By Elaina Vitale, Assistant Librarian
Joanna Russ wrote a number of feminist and science fiction texts throughout her long writing career. Her most famous, The female man, was published in 1975 and heralded the dawn of feminist science fiction. Uniquely for the time and genre, she wrote of women as distinct individuals unbound by gender roles. Russ won the prestigious Nebula and Hugo prizes for her various fictions, and prodigiously journaled and corresponded for most of her life.
Russ earned her undergraduate degree at Cornell University in 1957. In 1955, as an 18 year old, she enrolled in Professor Max Black’s Philosophy 327 class—The Philosophy of Science. Black was a philosopher, self-pronounced ‘lapsed mathematician,’ and prolific writer.
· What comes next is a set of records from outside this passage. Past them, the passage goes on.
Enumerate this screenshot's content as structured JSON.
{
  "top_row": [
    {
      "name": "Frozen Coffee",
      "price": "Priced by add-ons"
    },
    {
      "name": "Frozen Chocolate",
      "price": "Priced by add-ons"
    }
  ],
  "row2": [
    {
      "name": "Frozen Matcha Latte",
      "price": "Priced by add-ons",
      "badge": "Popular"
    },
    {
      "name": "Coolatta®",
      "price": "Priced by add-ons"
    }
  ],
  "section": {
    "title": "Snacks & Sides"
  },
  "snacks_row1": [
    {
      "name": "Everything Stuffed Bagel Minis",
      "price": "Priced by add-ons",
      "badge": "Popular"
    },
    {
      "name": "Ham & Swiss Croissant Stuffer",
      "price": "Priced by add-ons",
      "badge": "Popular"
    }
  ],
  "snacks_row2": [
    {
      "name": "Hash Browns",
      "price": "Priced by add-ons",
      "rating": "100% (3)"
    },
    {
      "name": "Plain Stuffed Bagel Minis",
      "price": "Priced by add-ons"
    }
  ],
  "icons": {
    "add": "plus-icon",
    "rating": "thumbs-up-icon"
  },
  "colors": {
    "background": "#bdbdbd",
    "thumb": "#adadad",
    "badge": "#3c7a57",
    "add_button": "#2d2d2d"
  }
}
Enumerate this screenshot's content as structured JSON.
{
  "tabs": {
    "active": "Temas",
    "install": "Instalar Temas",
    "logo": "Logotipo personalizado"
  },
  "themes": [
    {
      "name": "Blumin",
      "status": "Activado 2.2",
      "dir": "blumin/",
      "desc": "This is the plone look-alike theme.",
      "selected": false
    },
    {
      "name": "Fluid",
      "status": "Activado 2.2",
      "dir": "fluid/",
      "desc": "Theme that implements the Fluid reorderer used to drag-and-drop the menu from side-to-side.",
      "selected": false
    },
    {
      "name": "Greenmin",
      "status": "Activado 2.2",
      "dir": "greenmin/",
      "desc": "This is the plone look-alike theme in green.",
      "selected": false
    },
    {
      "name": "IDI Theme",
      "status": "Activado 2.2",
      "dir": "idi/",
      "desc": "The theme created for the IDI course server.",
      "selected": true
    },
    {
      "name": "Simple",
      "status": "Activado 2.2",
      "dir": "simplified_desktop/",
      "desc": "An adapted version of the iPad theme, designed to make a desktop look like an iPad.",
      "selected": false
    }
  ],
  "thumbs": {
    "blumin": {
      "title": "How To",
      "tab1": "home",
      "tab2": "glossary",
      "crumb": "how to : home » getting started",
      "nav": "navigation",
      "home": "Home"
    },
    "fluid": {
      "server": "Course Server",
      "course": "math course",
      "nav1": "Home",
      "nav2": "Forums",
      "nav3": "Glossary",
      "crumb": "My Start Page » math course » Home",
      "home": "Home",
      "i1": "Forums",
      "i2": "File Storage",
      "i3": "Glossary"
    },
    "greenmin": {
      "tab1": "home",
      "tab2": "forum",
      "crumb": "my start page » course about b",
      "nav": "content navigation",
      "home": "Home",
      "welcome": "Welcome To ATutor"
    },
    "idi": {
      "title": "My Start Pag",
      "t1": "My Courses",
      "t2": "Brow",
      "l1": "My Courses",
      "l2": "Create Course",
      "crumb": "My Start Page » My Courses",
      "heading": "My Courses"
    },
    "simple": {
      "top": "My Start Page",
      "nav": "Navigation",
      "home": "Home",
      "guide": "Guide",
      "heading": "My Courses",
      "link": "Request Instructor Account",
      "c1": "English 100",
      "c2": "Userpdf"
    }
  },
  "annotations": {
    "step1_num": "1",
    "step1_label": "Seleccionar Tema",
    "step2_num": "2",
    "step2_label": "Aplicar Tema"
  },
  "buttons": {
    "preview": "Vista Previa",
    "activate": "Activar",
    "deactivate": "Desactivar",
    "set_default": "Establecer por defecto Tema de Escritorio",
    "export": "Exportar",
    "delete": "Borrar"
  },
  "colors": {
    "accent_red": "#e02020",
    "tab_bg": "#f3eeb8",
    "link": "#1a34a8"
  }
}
Russ saved all relevant course material for Philosophy 327, including the syllabus, required and supplementary readings and her course notebook. She was a meticulous, thoughtful note-taker, and her course notebook for Philosophy 327 is entirely full. Assignments are taped on pages throughout at intervals. Russ noted her often amusing thoughts on most of the 48 supplementary readings (of J.D. Bernal’s Social function of science she wrote: “Marxist. Controversial., of N. Campell’s What is science? she wrote: “Wrong-headed (!)” and of B. Russell’s Analysis of matter she wrote: “difficult, worth it.”)
Her notes are questioning, intelligent and beautiful. She quotes Reichenbach and responds quizzically to his quote “BUT: there is still only one logic, used in all these geometries. Why does it work? A conclusion doesn’t extend premises; it only makes clear what is implicit in them already. Still: why does it work?”
We may never know if Black’s class impacted Russ’s oeuvre in any way, or if she ever referenced her detailed notes for one of her books or essays. With thoughtful cataloging and stable archival housing, we can, however, guarantee that her notebook and notes are available to researchers for generations to come.
Russ’s lectures notes join NBLA’s many other lecture note and course notebook holdings. To search our collection of similar titles, search “notebooks” or similar terms in our catalog and limit your search to “Archival collections held at AIP.” Russ’s papers are held at the University of Oregon.